## Problem details
For the listing below, give the count of lines containing the string "Bureaublad" and nothing else.

--*--

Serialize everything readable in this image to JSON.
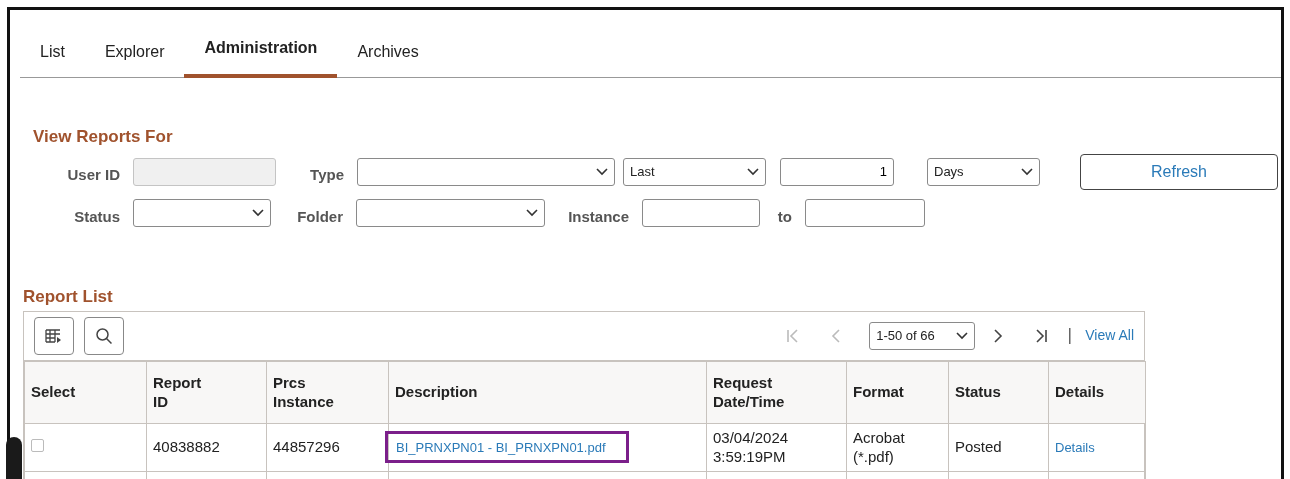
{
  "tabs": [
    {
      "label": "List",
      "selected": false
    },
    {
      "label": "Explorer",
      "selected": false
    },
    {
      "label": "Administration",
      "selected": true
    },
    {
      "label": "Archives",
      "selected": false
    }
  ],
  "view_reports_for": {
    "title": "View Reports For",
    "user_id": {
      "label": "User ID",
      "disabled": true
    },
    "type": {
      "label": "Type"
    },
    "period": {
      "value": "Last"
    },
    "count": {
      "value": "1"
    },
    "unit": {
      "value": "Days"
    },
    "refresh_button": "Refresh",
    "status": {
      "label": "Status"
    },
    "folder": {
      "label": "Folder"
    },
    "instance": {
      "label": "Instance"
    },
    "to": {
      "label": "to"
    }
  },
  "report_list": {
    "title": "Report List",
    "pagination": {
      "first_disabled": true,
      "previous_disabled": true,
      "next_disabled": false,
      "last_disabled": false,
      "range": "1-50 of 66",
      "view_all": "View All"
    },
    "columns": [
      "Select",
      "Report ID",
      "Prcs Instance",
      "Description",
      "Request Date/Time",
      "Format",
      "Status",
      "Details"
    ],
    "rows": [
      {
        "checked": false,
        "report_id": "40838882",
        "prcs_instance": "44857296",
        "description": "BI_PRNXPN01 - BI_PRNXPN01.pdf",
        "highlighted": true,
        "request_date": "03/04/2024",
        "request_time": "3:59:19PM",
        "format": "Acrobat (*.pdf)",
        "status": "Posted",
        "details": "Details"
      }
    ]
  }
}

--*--

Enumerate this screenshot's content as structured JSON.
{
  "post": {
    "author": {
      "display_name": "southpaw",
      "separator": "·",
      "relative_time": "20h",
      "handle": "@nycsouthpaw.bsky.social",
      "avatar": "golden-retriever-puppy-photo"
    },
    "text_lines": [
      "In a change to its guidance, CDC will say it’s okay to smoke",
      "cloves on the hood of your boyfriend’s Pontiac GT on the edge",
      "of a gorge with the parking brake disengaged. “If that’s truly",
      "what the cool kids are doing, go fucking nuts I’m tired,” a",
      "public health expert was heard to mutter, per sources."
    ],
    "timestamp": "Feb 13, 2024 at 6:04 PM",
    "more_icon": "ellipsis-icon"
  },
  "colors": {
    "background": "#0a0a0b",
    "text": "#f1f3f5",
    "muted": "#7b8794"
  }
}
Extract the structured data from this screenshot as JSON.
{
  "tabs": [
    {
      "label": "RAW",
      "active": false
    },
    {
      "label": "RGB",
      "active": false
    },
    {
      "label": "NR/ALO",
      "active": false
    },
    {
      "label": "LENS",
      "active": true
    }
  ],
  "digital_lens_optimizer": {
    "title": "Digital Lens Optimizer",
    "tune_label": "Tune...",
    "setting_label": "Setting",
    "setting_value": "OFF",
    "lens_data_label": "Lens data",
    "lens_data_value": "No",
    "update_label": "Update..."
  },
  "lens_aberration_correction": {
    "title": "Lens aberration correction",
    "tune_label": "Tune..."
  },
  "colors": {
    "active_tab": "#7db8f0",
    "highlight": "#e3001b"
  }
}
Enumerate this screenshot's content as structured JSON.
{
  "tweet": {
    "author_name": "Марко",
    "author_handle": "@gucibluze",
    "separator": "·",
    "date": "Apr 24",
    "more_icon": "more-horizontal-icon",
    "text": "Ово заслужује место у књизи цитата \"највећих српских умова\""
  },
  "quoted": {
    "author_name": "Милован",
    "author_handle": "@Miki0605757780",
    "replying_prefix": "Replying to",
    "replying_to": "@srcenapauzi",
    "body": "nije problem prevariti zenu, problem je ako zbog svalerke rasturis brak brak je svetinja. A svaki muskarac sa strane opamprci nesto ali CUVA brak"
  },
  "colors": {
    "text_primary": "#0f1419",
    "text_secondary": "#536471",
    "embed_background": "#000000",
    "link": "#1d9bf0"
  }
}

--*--

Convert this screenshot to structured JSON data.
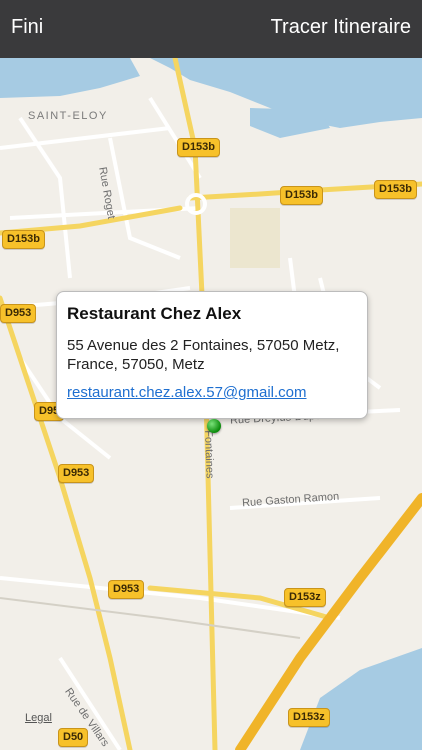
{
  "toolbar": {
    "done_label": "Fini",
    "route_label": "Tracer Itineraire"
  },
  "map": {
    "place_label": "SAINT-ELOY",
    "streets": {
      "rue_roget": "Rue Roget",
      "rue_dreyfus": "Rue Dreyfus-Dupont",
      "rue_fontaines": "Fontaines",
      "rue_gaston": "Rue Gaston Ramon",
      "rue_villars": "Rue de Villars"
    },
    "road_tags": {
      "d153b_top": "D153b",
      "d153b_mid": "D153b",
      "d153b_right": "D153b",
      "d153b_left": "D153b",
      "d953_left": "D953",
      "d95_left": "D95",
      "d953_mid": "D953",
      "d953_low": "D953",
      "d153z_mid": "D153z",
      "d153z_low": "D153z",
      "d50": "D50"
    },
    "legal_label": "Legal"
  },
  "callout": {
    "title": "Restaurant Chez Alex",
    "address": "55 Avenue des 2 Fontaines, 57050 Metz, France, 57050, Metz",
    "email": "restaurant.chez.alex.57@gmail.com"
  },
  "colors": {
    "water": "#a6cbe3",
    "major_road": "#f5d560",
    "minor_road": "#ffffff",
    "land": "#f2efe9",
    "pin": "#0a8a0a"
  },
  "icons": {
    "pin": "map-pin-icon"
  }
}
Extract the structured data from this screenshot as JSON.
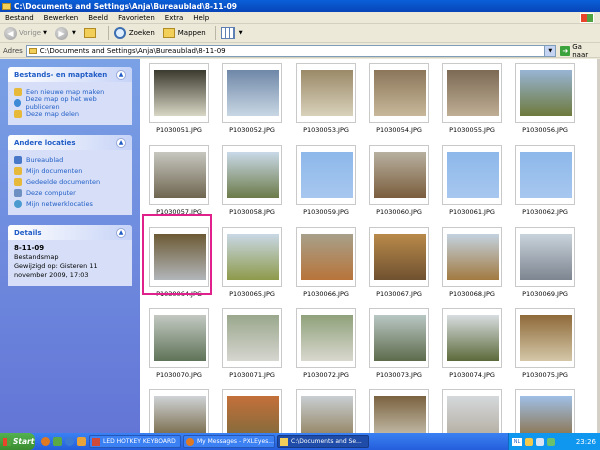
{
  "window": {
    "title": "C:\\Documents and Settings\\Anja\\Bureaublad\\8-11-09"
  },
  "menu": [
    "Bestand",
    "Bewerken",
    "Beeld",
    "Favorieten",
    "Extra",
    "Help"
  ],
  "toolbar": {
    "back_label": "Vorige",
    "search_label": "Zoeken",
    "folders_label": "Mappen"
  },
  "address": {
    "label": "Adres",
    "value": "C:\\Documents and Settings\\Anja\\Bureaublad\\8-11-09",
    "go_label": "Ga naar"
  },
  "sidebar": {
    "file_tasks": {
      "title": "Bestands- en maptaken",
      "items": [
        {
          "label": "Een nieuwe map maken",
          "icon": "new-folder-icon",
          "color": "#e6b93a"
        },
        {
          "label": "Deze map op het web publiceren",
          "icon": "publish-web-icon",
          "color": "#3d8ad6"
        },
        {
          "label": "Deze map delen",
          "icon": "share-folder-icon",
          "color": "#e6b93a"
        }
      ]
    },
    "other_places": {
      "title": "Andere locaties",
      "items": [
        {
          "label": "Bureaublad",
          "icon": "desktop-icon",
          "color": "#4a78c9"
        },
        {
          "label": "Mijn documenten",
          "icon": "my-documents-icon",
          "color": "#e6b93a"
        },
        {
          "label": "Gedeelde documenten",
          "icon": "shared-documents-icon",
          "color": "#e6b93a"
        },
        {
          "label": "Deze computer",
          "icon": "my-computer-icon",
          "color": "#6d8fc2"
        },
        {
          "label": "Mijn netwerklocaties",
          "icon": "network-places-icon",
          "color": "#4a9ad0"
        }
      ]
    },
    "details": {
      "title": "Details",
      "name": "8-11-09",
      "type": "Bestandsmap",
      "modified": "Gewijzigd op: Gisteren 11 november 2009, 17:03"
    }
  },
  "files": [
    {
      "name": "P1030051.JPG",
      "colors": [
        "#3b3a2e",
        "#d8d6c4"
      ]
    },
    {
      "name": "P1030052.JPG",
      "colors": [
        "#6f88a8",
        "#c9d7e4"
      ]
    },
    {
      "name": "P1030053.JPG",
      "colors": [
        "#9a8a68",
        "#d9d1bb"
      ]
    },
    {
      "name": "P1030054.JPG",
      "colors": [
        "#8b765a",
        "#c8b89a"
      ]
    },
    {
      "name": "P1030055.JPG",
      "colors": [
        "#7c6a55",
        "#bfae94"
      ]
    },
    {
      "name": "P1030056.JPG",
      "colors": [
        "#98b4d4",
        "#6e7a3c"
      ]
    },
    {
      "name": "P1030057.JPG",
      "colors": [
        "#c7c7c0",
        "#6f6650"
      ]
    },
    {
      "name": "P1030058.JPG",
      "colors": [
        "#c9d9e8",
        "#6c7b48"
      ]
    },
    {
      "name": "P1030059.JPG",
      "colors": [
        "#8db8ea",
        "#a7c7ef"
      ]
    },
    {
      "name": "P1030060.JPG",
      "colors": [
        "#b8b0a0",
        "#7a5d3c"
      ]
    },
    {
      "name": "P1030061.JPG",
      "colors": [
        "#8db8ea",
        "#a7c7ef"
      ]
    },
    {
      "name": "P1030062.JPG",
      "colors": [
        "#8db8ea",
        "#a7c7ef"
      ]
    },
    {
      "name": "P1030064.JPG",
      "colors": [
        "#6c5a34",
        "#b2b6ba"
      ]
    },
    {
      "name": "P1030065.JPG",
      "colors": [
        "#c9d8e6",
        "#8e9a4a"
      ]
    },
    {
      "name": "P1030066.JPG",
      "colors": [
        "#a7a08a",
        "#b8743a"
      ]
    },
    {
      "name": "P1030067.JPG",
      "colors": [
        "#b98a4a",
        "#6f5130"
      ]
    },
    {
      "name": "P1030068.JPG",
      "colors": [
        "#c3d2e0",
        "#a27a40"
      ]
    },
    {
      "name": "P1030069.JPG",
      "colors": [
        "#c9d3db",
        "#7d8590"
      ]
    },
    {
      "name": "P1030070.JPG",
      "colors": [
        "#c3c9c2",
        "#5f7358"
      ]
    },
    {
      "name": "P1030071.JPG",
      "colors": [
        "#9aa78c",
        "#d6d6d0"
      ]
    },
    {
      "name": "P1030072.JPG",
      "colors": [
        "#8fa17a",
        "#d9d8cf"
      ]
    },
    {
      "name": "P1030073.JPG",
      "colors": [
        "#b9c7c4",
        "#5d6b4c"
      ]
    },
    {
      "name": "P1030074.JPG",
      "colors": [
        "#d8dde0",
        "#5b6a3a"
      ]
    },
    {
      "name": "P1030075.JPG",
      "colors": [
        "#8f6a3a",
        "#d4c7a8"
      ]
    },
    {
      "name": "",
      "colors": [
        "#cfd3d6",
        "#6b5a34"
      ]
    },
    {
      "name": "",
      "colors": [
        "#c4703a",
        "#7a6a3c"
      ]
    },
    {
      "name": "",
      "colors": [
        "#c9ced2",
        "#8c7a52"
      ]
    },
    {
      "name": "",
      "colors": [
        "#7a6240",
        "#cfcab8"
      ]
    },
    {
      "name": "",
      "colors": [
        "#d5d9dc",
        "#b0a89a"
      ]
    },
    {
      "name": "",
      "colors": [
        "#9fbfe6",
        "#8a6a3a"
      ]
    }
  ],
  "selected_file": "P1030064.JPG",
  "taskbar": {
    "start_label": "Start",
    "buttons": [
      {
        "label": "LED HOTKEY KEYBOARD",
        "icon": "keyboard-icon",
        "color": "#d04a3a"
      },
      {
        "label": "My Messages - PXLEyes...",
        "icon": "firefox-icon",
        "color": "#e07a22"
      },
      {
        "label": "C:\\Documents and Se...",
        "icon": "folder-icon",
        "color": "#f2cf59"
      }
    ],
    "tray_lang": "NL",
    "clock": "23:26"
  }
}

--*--

## Written response
3